In February, I received a call from one of my sponsors. Bridgestone informed me they were having a press launch for the latest adventure tire designed for bikes like my Super Tenere, and wanted to know if I could join them. Because I was one of the biggest personal consumers of this type of tire and they considered me to be a social media influencer, they wanted my opinion and thoughts on the redesigned Battlax A41.
The launch was taking place the same weekend as Daytona Bike Week, and I was also supposed to be at a patient conference in Boston. Hanging out with Yamaha and maybe getting my new bike presented to me was a big deal I didn’t want to miss, and attending the patient speaker conference in Boston was important because it was the only time I get to hang out with other MS advocates who also share their stories at patient events, just like I do. I wanted to be at all three events, and eventually came up with a plan. I would spend a couple days in Daytona, ride back to Boston to attend the first two days of the conference and then head right to the airport to make the Bridgestone press launch.
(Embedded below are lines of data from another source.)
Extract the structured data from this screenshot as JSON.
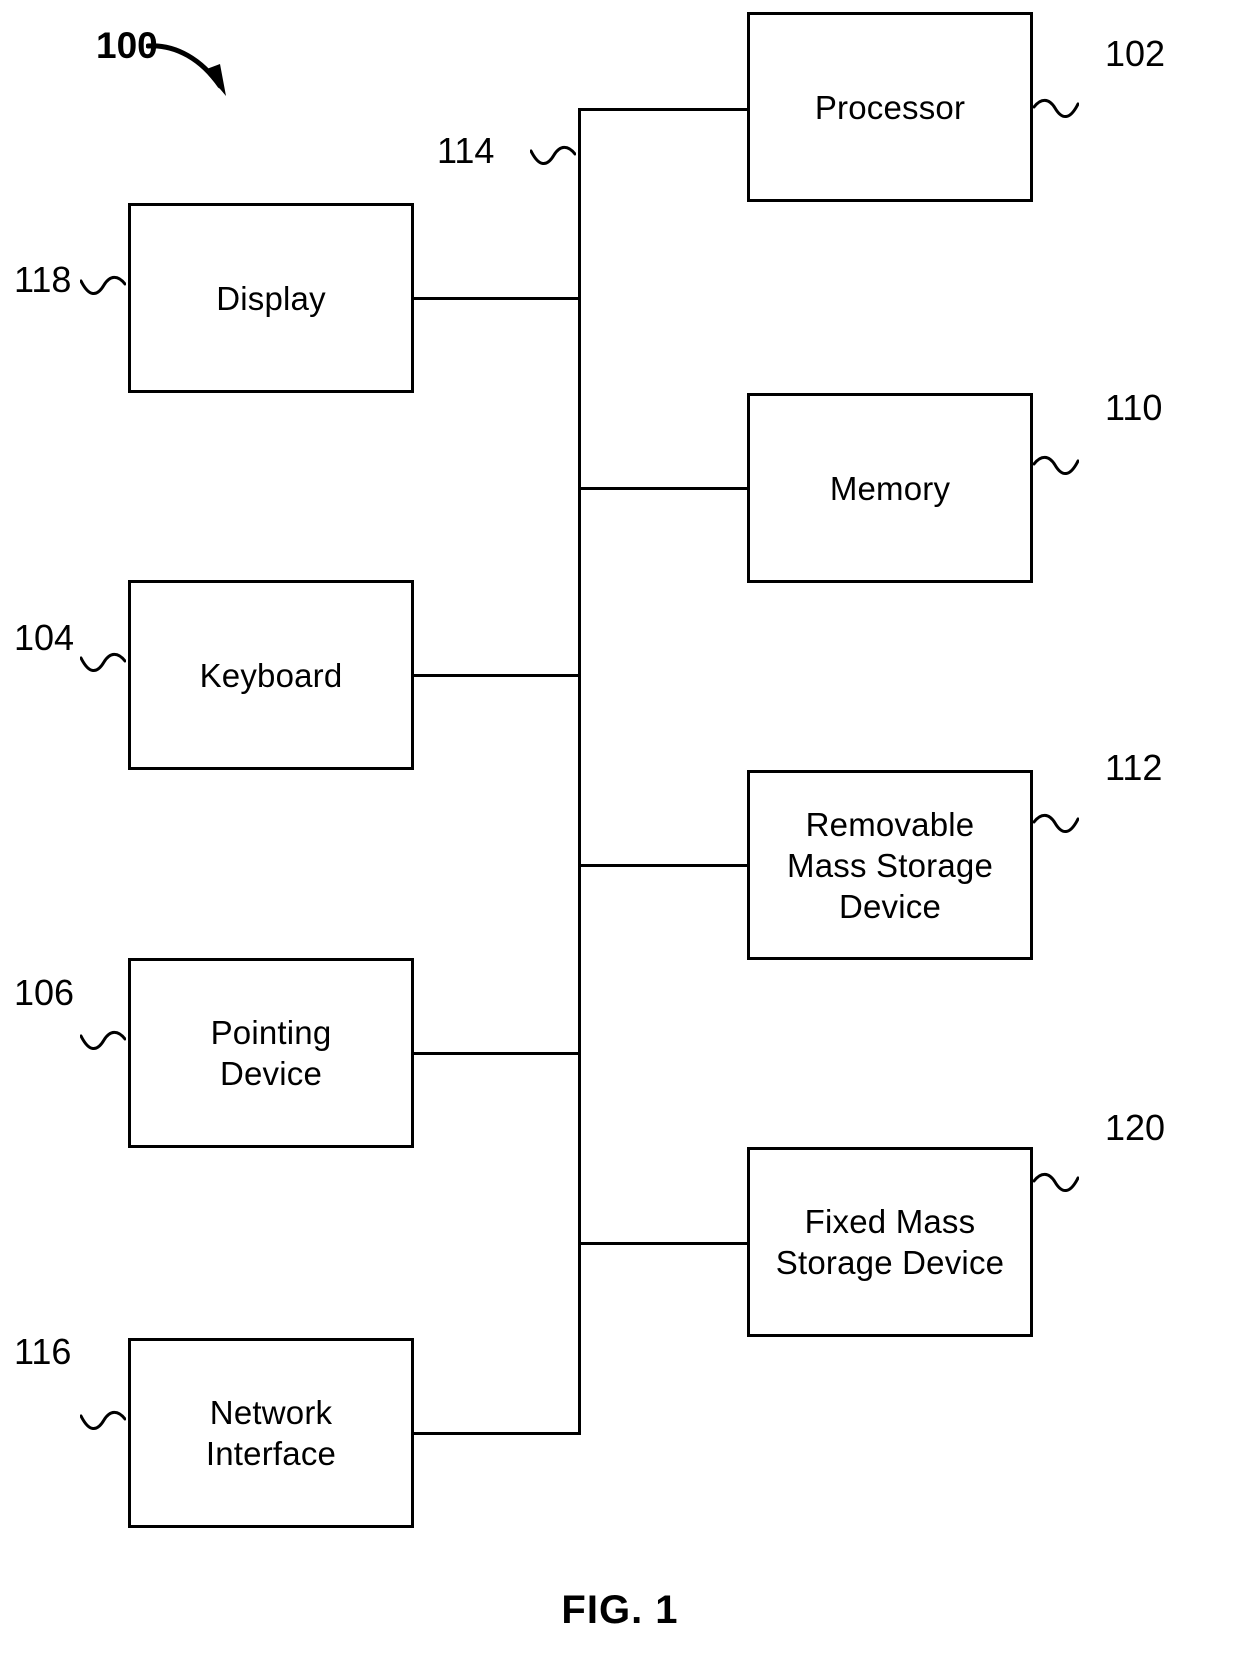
{
  "figure": {
    "caption": "FIG. 1",
    "system_numeral": "100",
    "line_color": "#000000",
    "background_color": "#ffffff"
  },
  "blocks": [
    {
      "id": "display",
      "label": "Display",
      "numeral": "118",
      "column": "left"
    },
    {
      "id": "keyboard",
      "label": "Keyboard",
      "numeral": "104",
      "column": "left"
    },
    {
      "id": "pointing",
      "label": "Pointing\nDevice",
      "numeral": "106",
      "column": "left"
    },
    {
      "id": "network",
      "label": "Network\nInterface",
      "numeral": "116",
      "column": "left"
    },
    {
      "id": "processor",
      "label": "Processor",
      "numeral": "102",
      "column": "right"
    },
    {
      "id": "memory",
      "label": "Memory",
      "numeral": "110",
      "column": "right"
    },
    {
      "id": "removable",
      "label": "Removable\nMass Storage\nDevice",
      "numeral": "112",
      "column": "right"
    },
    {
      "id": "fixed",
      "label": "Fixed Mass\nStorage Device",
      "numeral": "120",
      "column": "right"
    }
  ],
  "bus": {
    "numeral": "114",
    "name": "system bus"
  }
}
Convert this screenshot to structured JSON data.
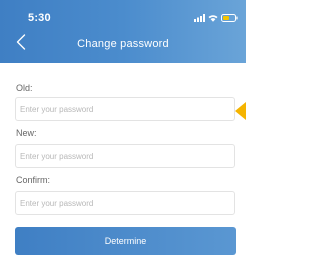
{
  "status_bar": {
    "time": "5:30",
    "icons": [
      "signal-icon",
      "wifi-icon",
      "battery-icon"
    ]
  },
  "nav": {
    "back_icon": "chevron-left-icon",
    "title": "Change password"
  },
  "form": {
    "old": {
      "label": "Old:",
      "placeholder": "Enter your password",
      "value": ""
    },
    "new": {
      "label": "New:",
      "placeholder": "Enter your password",
      "value": ""
    },
    "confirm": {
      "label": "Confirm:",
      "placeholder": "Enter your password",
      "value": ""
    },
    "submit_label": "Determine"
  },
  "colors": {
    "header_start": "#3f7fc4",
    "header_end": "#6aa4d8",
    "button": "#4a89c9",
    "hint_marker": "#f5b400"
  }
}
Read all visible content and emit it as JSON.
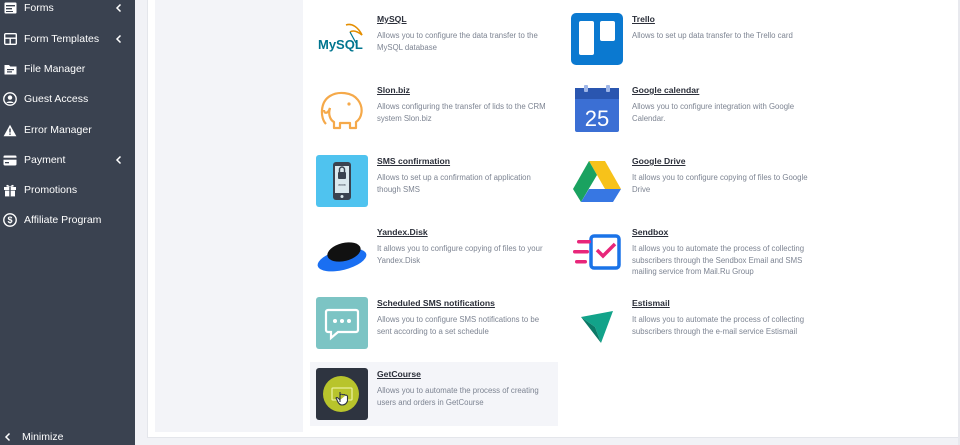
{
  "sidebar": {
    "items": [
      {
        "label": "Forms",
        "icon": "forms-icon",
        "has_submenu": true
      },
      {
        "label": "Form Templates",
        "icon": "form-templates-icon",
        "has_submenu": true
      },
      {
        "label": "File Manager",
        "icon": "file-manager-icon",
        "has_submenu": false
      },
      {
        "label": "Guest Access",
        "icon": "guest-access-icon",
        "has_submenu": false
      },
      {
        "label": "Error Manager",
        "icon": "warning-icon",
        "has_submenu": false
      },
      {
        "label": "Payment",
        "icon": "payment-card-icon",
        "has_submenu": true
      },
      {
        "label": "Promotions",
        "icon": "gift-icon",
        "has_submenu": false
      },
      {
        "label": "Affiliate Program",
        "icon": "dollar-icon",
        "has_submenu": false
      }
    ],
    "minimize_label": "Minimize"
  },
  "integrations": [
    {
      "title": "MySQL",
      "description": "Allows you to configure the data transfer to the MySQL database",
      "logo_text": "MySQL"
    },
    {
      "title": "Trello",
      "description": "Allows to set up data transfer to the Trello card"
    },
    {
      "title": "Slon.biz",
      "description": "Allows configuring the transfer of lids to the CRM system Slon.biz"
    },
    {
      "title": "Google calendar",
      "description": "Allows you to configure integration with Google Calendar.",
      "logo_text": "25"
    },
    {
      "title": "SMS confirmation",
      "description": "Allows to set up a confirmation of application though SMS",
      "logo_text": "****"
    },
    {
      "title": "Google Drive",
      "description": "It allows you to configure copying of files to Google Drive"
    },
    {
      "title": "Yandex.Disk",
      "description": "It allows you to configure copying of files to your Yandex.Disk"
    },
    {
      "title": "Sendbox",
      "description": "It allows you to automate the process of collecting subscribers through the Sendbox Email and SMS mailing service from Mail.Ru Group"
    },
    {
      "title": "Scheduled SMS notifications",
      "description": "Allows you to configure SMS notifications to be sent according to a set schedule"
    },
    {
      "title": "Estismail",
      "description": "It allows you to automate the process of collecting subscribers through the e-mail service Estismail"
    },
    {
      "title": "GetCourse",
      "description": "Allows you to automate the process of creating users and orders in GetCourse"
    }
  ],
  "colors": {
    "sidebar_bg": "#3a4250",
    "trello_blue": "#0b79d0",
    "slon_orange": "#f5a94a",
    "sms_blue": "#4fc3ef",
    "yandex_blue": "#1a6ff2",
    "sendbox_pink": "#e8267a",
    "sendbox_blue": "#1a73e8",
    "scheduled_teal": "#7cc4c4",
    "estismail_green": "#12a38a",
    "getcourse_dark": "#2e3440",
    "getcourse_lime": "#c8d42a"
  }
}
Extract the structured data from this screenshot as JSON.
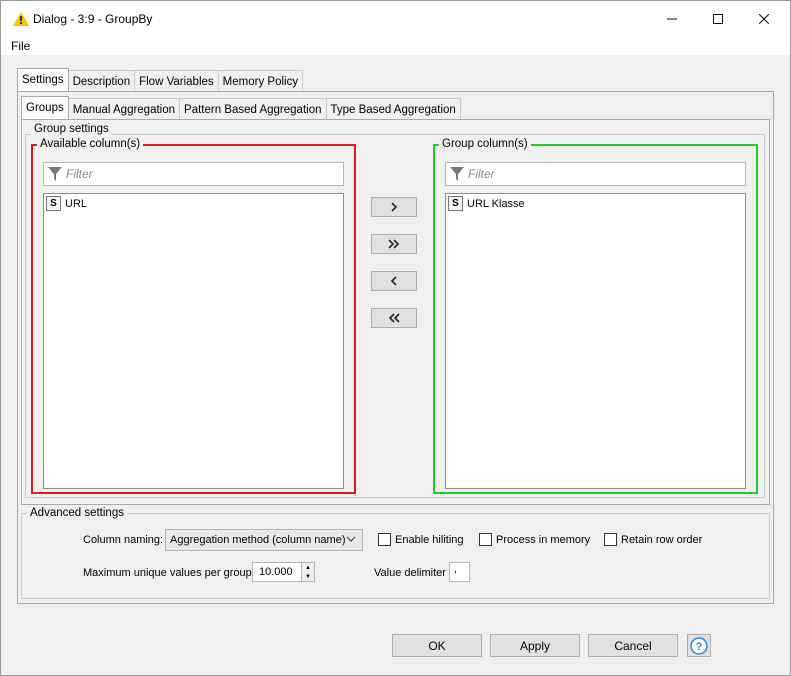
{
  "window": {
    "title": "Dialog - 3:9 - GroupBy",
    "minimize_icon": "minimize-icon",
    "maximize_icon": "maximize-icon",
    "close_icon": "close-icon"
  },
  "menu": {
    "file": "File"
  },
  "outer_tabs": [
    {
      "label": "Settings",
      "active": true
    },
    {
      "label": "Description",
      "active": false
    },
    {
      "label": "Flow Variables",
      "active": false
    },
    {
      "label": "Memory Policy",
      "active": false
    }
  ],
  "inner_tabs": [
    {
      "label": "Groups",
      "active": true
    },
    {
      "label": "Manual Aggregation",
      "active": false
    },
    {
      "label": "Pattern Based Aggregation",
      "active": false
    },
    {
      "label": "Type Based Aggregation",
      "active": false
    }
  ],
  "group_settings": {
    "legend": "Group settings",
    "available": {
      "legend": "Available column(s)",
      "filter_placeholder": "Filter",
      "items": [
        {
          "type": "S",
          "name": "URL"
        }
      ]
    },
    "group": {
      "legend": "Group column(s)",
      "filter_placeholder": "Filter",
      "items": [
        {
          "type": "S",
          "name": "URL Klasse"
        }
      ]
    },
    "move_buttons": [
      {
        "label": "›",
        "action": "add"
      },
      {
        "label": "»",
        "action": "add-all"
      },
      {
        "label": "‹",
        "action": "remove"
      },
      {
        "label": "«",
        "action": "remove-all"
      }
    ]
  },
  "advanced": {
    "legend": "Advanced settings",
    "column_naming_label": "Column naming:",
    "column_naming_value": "Aggregation method (column name)",
    "enable_hiliting": "Enable hiliting",
    "process_in_memory": "Process in memory",
    "retain_row_order": "Retain row order",
    "max_unique_label": "Maximum unique values per group",
    "max_unique_value": "10.000",
    "value_delimiter_label": "Value delimiter",
    "value_delimiter_value": ","
  },
  "buttons": {
    "ok": "OK",
    "apply": "Apply",
    "cancel": "Cancel",
    "help_icon": "help-icon"
  },
  "colors": {
    "available_border": "#e01b1b",
    "group_border": "#22cc22",
    "help_icon": "#1e88e5"
  }
}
It took a while for it to sink in that the event was taking place in Ouarzazate, Morocco. I remember hearing something about Madrid, but not until I accepted the offer and started looking at a map did it hit me that I would be riding motorcycles in Africa!
If you have been following along my journey, you know I always ride my motorcycle to all of my events, no matter the distance from my house. My story of finding something in life that you love to do and to make it more important than your disease is very real for me, and long distance travel by motorcycle is my passion. I am almost a third of the way to my million mile goal. So, not only do I never use airplanes for transportation, I have never left this continent!
This trip to Morocco was a big deal for me. The company was flying out two dozen of the top motorcycle journalists from the US and Canada for a couple of days to test out the new tires. One day etching the Sahara desert and one day through the rural towns and paved beauty of Ouarzazate. I was going to be rubbing helmets with magazine writers I had been following for years. It was a chance to tell my story and grow some interest in my journey. My only worries for this trip were getting confused in the airports because I was unfamiliar with how they work, and not being able to keep up with the journalists during the rides.
My wife doesn’t ask for much. As I travel all over the country she continues to go to work, clean the house and do all the yard work; all while keeping an eye on my live tracker. Just about the only thing she asks me when I find myself at a famous location or national park, is to pick her up a rock from the area. Not a diamond, an actual stone. She has dozens of these stones from all over the United States and Canada. She remembers where each stone came from and the trip it represented. Of course, Elin wanted me to fetch her a rock from Africa! ...To read the full article, login or become a member --- it's free!